Still, a few thousand people had gathered here in anticipation of nature’s most spectacular event.
Part 7: The Eclipse Site
Part 8: Negativity To Overcome
In the few hours before the eclipse, things start to look bad. Clouds are building in from the east and the clear sky is disappearing. And I am not happy with our assigned observing spot. I need a wide angle view of the approaching shadow but the foreground is obscured by buses and overhead wires. I have to move.
I carry all my gear across the desert floor to a spot nearby some eclipse chasers I know from Calgary, Canada. Within the hour I have my cameras all set up and am happy with the location.
Then Don, the leader of the Calgary expedition, comes over and informs me that I am not welcome to observe the eclipse with his group! What!?? What the hell?! So uncool! And from my own country even!
He was very lame at explaining himself, and I never knew why I was not welcome. But I pack up all my stuff and move across the desert again. So rare to encounter thoughtless and negative people at an eclipse!
By the time I find another suitable place to film from and set up my equipment again, I have a pounding headache. It’s forty degrees – the air is thick & hot – my head is pounding – and I haven’t eaten properly all day. And I can’t get over the Calgary negativity – which is a real bummer.
The clouds. They are getting worse and worse. As if the day isn’t already bad enough, now it is looking like we might be clouded out.
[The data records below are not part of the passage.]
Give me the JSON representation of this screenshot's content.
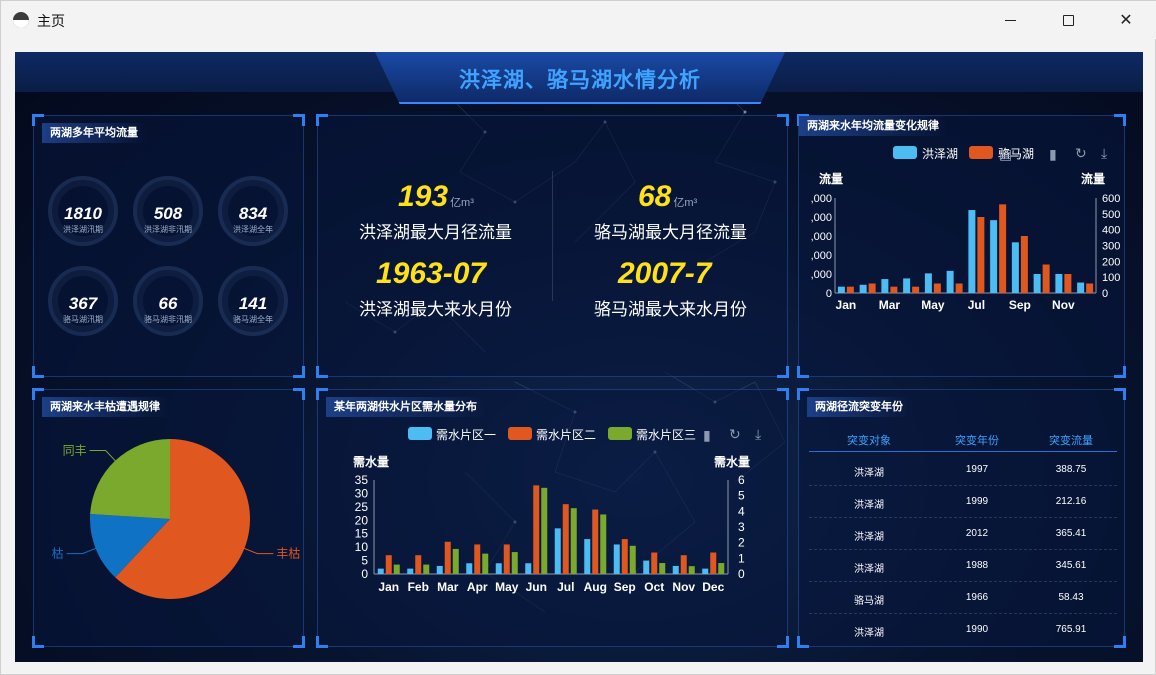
{
  "window": {
    "title": "主页"
  },
  "header": {
    "title": "洪泽湖、骆马湖水情分析"
  },
  "panel_avg_flow": {
    "title": "两湖多年平均流量",
    "rings": [
      {
        "value": "1810",
        "label": "洪泽湖汛期"
      },
      {
        "value": "508",
        "label": "洪泽湖非汛期"
      },
      {
        "value": "834",
        "label": "洪泽湖全年"
      },
      {
        "value": "367",
        "label": "骆马湖汛期"
      },
      {
        "value": "66",
        "label": "骆马湖非汛期"
      },
      {
        "value": "141",
        "label": "骆马湖全年"
      }
    ]
  },
  "panel_stats": {
    "items": [
      {
        "value": "193",
        "unit": "亿m³",
        "label": "洪泽湖最大月径流量"
      },
      {
        "value": "68",
        "unit": "亿m³",
        "label": "骆马湖最大月径流量"
      },
      {
        "value": "1963-07",
        "unit": "",
        "label": "洪泽湖最大来水月份"
      },
      {
        "value": "2007-7",
        "unit": "",
        "label": "骆马湖最大来水月份"
      }
    ]
  },
  "panel_monthly": {
    "title": "两湖来水年均流量变化规律",
    "legend": [
      "洪泽湖",
      "骆马湖"
    ],
    "left_axis_name": "流量",
    "right_axis_name": "流量",
    "colors": {
      "hz": "#4cbcf2",
      "lm": "#e0571f"
    }
  },
  "panel_pie": {
    "title": "两湖来水丰枯遭遇规律",
    "colors": {
      "丰枯": "#e0571f",
      "枯": "#0f72c4",
      "同丰": "#7aa92e"
    }
  },
  "panel_demand": {
    "title": "某年两湖供水片区需水量分布",
    "legend": [
      "需水片区一",
      "需水片区二",
      "需水片区三"
    ],
    "left_axis_name": "需水量",
    "right_axis_name": "需水量",
    "colors": {
      "z1": "#4cbcf2",
      "z2": "#e0571f",
      "z3": "#7aa92e"
    }
  },
  "panel_table": {
    "title": "两湖径流突变年份",
    "headers": [
      "突变对象",
      "突变年份",
      "突变流量"
    ],
    "rows": [
      [
        "洪泽湖",
        "1997",
        "388.75"
      ],
      [
        "洪泽湖",
        "1999",
        "212.16"
      ],
      [
        "洪泽湖",
        "2012",
        "365.41"
      ],
      [
        "洪泽湖",
        "1988",
        "345.61"
      ],
      [
        "骆马湖",
        "1966",
        "58.43"
      ],
      [
        "洪泽湖",
        "1990",
        "765.91"
      ]
    ]
  },
  "chart_data": [
    {
      "type": "bar",
      "title": "两湖来水年均流量变化规律",
      "categories": [
        "Jan",
        "Feb",
        "Mar",
        "Apr",
        "May",
        "Jun",
        "Jul",
        "Aug",
        "Sep",
        "Oct",
        "Nov",
        "Dec"
      ],
      "x_tick_labels": [
        "Jan",
        "Mar",
        "May",
        "Jul",
        "Sep",
        "Nov"
      ],
      "series": [
        {
          "name": "洪泽湖",
          "axis": "left",
          "values": [
            200,
            260,
            440,
            460,
            620,
            700,
            2620,
            2300,
            1600,
            600,
            600,
            330
          ]
        },
        {
          "name": "骆马湖",
          "axis": "right",
          "values": [
            40,
            60,
            40,
            40,
            60,
            60,
            480,
            560,
            360,
            180,
            120,
            60
          ]
        }
      ],
      "y_left": {
        "name": "流量",
        "ylim": [
          0,
          3000
        ],
        "tick_labels": [
          ",000",
          ",000",
          ",000",
          ",000",
          ",000",
          "0"
        ]
      },
      "y_right": {
        "name": "流量",
        "ylim": [
          0,
          600
        ],
        "ticks": [
          0,
          100,
          200,
          300,
          400,
          500,
          600
        ]
      },
      "legend_position": "top-right"
    },
    {
      "type": "pie",
      "title": "两湖来水丰枯遭遇规律",
      "labels": [
        "丰枯",
        "枯",
        "同丰"
      ],
      "values": [
        62,
        14,
        24
      ],
      "legend_position": "none"
    },
    {
      "type": "bar",
      "title": "某年两湖供水片区需水量分布",
      "categories": [
        "Jan",
        "Feb",
        "Mar",
        "Apr",
        "May",
        "Jun",
        "Jul",
        "Aug",
        "Sep",
        "Oct",
        "Nov",
        "Dec"
      ],
      "series": [
        {
          "name": "需水片区一",
          "axis": "left",
          "values": [
            2,
            2,
            3,
            4,
            4,
            4,
            17,
            13,
            11,
            5,
            3,
            2
          ]
        },
        {
          "name": "需水片区二",
          "axis": "left",
          "values": [
            7,
            7,
            12,
            11,
            11,
            33,
            26,
            24,
            13,
            8,
            7,
            8
          ]
        },
        {
          "name": "需水片区三",
          "axis": "right",
          "values": [
            0.6,
            0.6,
            1.6,
            1.3,
            1.4,
            5.5,
            4.2,
            3.8,
            1.8,
            0.7,
            0.5,
            0.7
          ]
        }
      ],
      "y_left": {
        "name": "需水量",
        "ylim": [
          0,
          35
        ],
        "ticks": [
          0,
          5,
          10,
          15,
          20,
          25,
          30,
          35
        ]
      },
      "y_right": {
        "name": "需水量",
        "ylim": [
          0,
          6
        ],
        "ticks": [
          0,
          1,
          2,
          3,
          4,
          5,
          6
        ]
      },
      "legend_position": "top"
    }
  ]
}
At T minus 90 minutes before the eclipse, the Calgary group leaves the site. They decide at the last minute that their chances of clear skies are better up the highway. They opt out of this site – pack all their gear – and literally chase the eclipse up the road.
Our group doesn’t have the option to re-locate and I have a strange sinking feeling watching 100 people pack up and leave before the eclipse.
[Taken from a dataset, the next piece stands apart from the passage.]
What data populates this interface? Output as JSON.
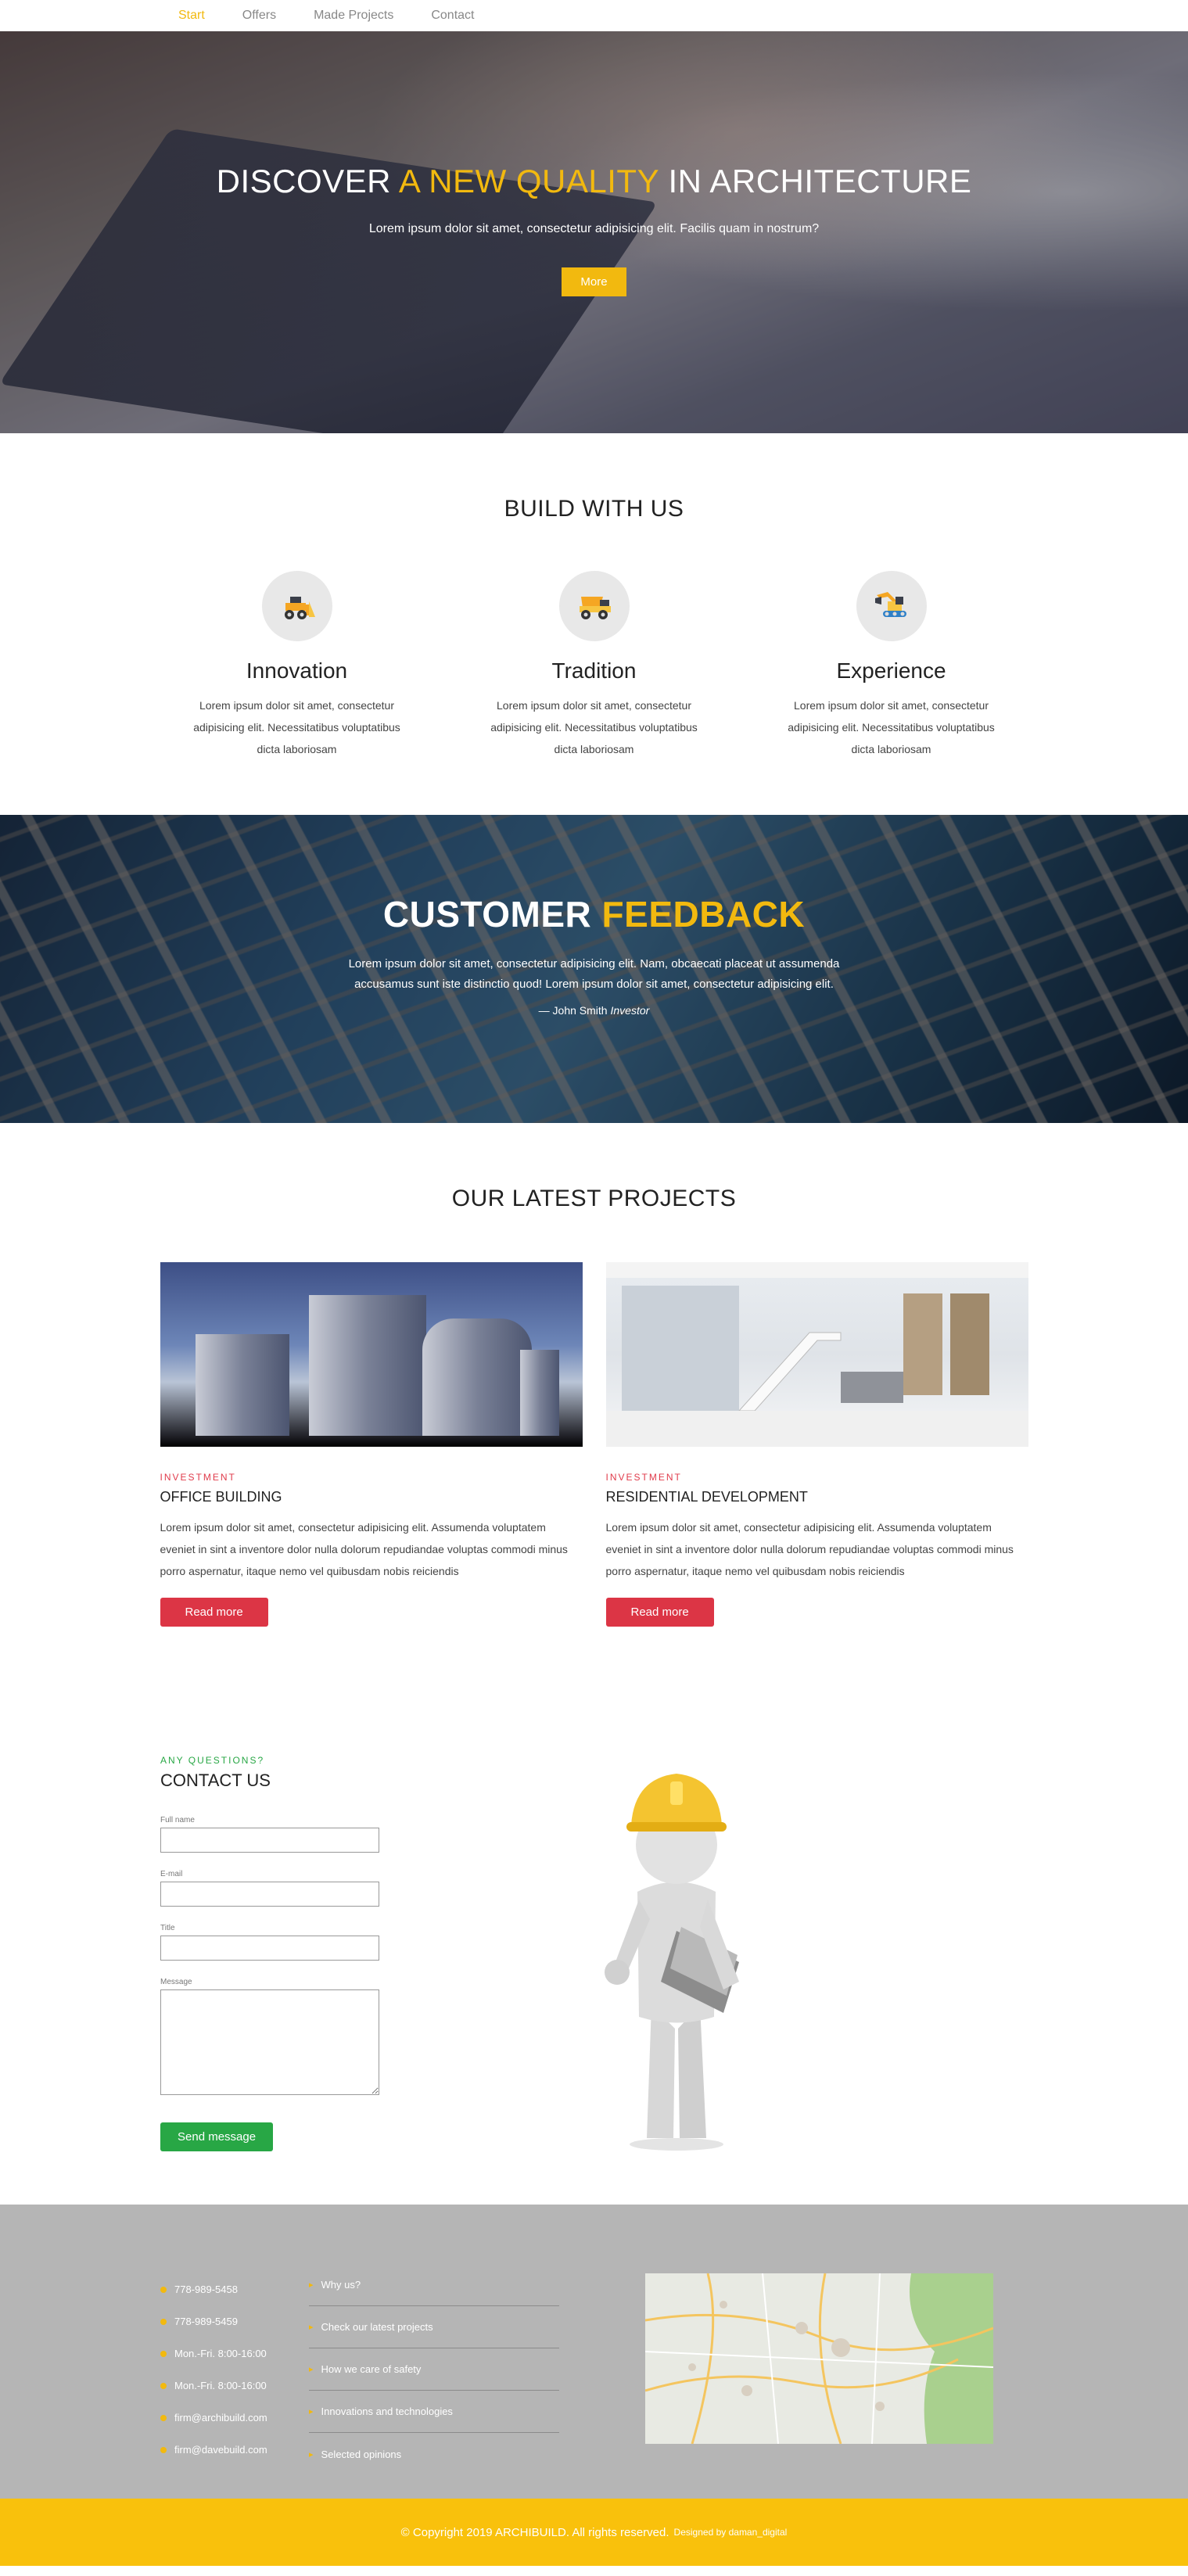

I move again. I decide I don’t want to be out in the desert on my own for this eclipse, so I pack up all my stuff – again – and hump it all back across the desert floor.
Arriving back with my group, I explain my filming predicament to Cincinnati Observatory Director Scott Gainey and he offers to help. We move all the gear forward – into the clear – and finally set up for good.
Part 9: The Eclipse
The partial phase of the eclipse is nearing its end. Totality is only minutes away and the sun is still hidden behind clouds. For a few minutes, I thought it was over.
Looking up towards the partially eclipsed Sun in the sky, I notice it is moving slowly towards the bottom of a band of clouds. Below is clear patch. Then the Sun bursts out of the clouds rather unannounced and almost blinds me. Be careful when you look at the Sun dummy! For the next few seconds I am disoriented as I bat my eyes watching a green-coloured sunspot in front of my view. I have not quite got my vision back when I look up and see the Diamond Ring. Totality has begun. And I couldn’t be in worse shape! My pupils are totally shut! I can still barely see let alone make out any detail in the corona! Damn!
The crimson-coloured chromosphere is one of the most beautiful phenomenon you can witness during a TSE.
Tim Collins gets these great shots.
One minute and fifty-five seconds goes by in a flash – and only towards the end of it do I see any detail in the corona. Can we do this again?!, I thought. I had completely screwed up my 10th Total Eclipse. And In the drama of the moment I realize that I have taken zero pictures. But at least we saw it! We came really close to being clouded out on this one.
But when I review my HD video, I realize I have captured the most amazing sight. The sequence reveals the entire approach and retreat of the shadow across our location! It is just stunning! Never seen anything like it. Don’t miss this film in the Media Vault!
Part 10: On To Xi'an
With the eclipse behind us, we travel onward to Dunhuang then leave the bus behind as we fly to Xi’an, then on to Shanghai.
Part 11: The Terracotta Warriors